Search the records for the string "label" and return each line that has it.

* Working data
------------------------
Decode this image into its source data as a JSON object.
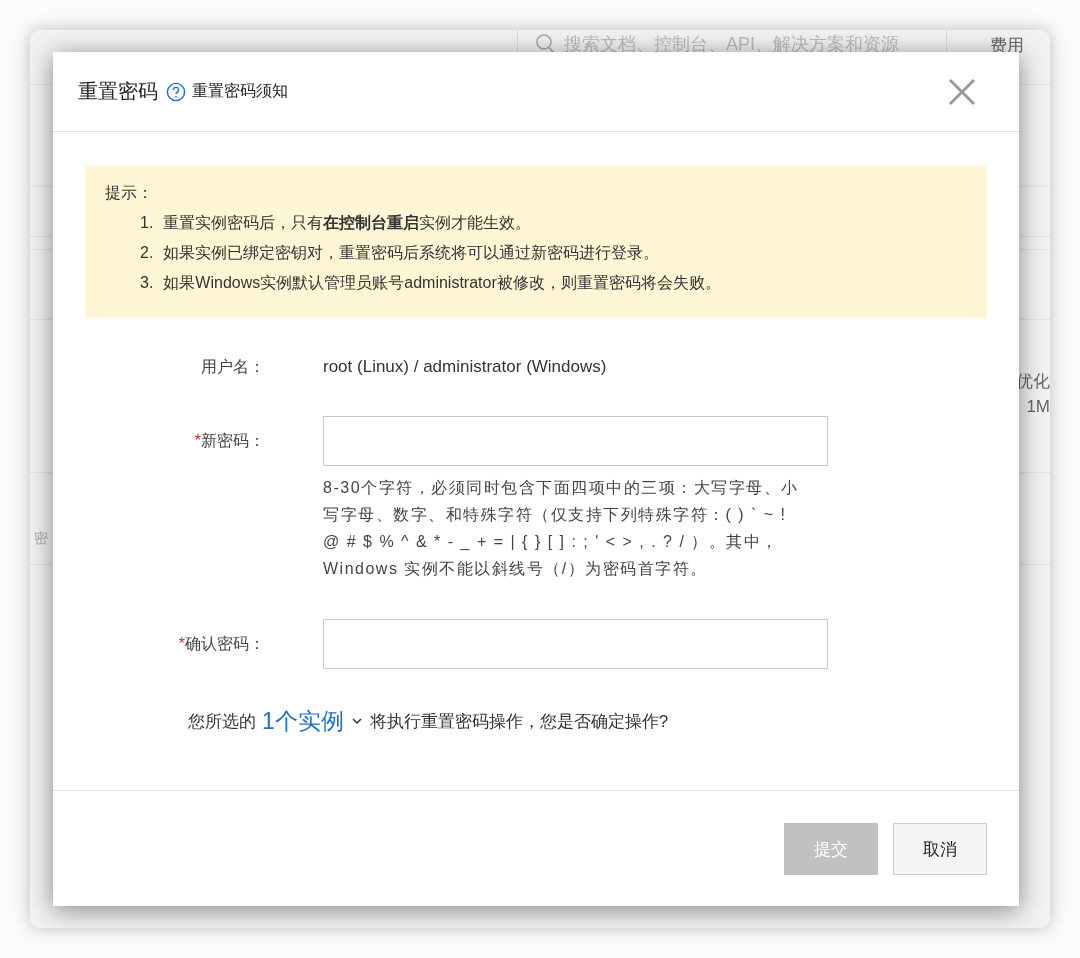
{
  "background": {
    "search_placeholder": "搜索文档、控制台、API、解决方案和资源",
    "header_link": "费用",
    "left_text": "密",
    "right_texts": [
      "优化",
      "1M"
    ]
  },
  "dialog": {
    "title": "重置密码",
    "help_link": "重置密码须知",
    "required_mark": "*",
    "notice": {
      "heading": "提示：",
      "items": [
        {
          "number": "1.",
          "text": "重置实例密码后，只有**在控制台重启**实例才能生效。"
        },
        {
          "number": "2.",
          "text": "如果实例已绑定密钥对，重置密码后系统将可以通过新密码进行登录。"
        },
        {
          "number": "3.",
          "text": "如果Windows实例默认管理员账号administrator被修改，则重置密码将会失败。"
        }
      ]
    },
    "fields": [
      {
        "kind": "text",
        "label": "用户名：",
        "required": false,
        "value": "root (Linux) / administrator (Windows)"
      },
      {
        "kind": "password",
        "label": "新密码：",
        "required": true,
        "hint": "8-30个字符，必须同时包含下面四项中的三项：大写字母、小写字母、数字、和特殊字符（仅支持下列特殊字符：( ) ` ~ ! @ # $ % ^ & * - _ + = | { } [ ] : ; ' < > , . ? / ）。其中，Windows 实例不能以斜线号（/）为密码首字符。"
      },
      {
        "kind": "password",
        "label": "确认密码：",
        "required": true
      }
    ],
    "summary": {
      "before": "您所选的",
      "link": "1个实例",
      "after": "将执行重置密码操作，您是否确定操作?"
    },
    "buttons": [
      {
        "label": "提交",
        "kind": "primary",
        "disabled": true
      },
      {
        "label": "取消",
        "kind": "secondary",
        "disabled": false
      }
    ]
  }
}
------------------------
* Response for this exercise
        "label": "用户名：",
        "label": "新密码：",
        "label": "确认密码：",
        "label": "提交",
        "label": "取消",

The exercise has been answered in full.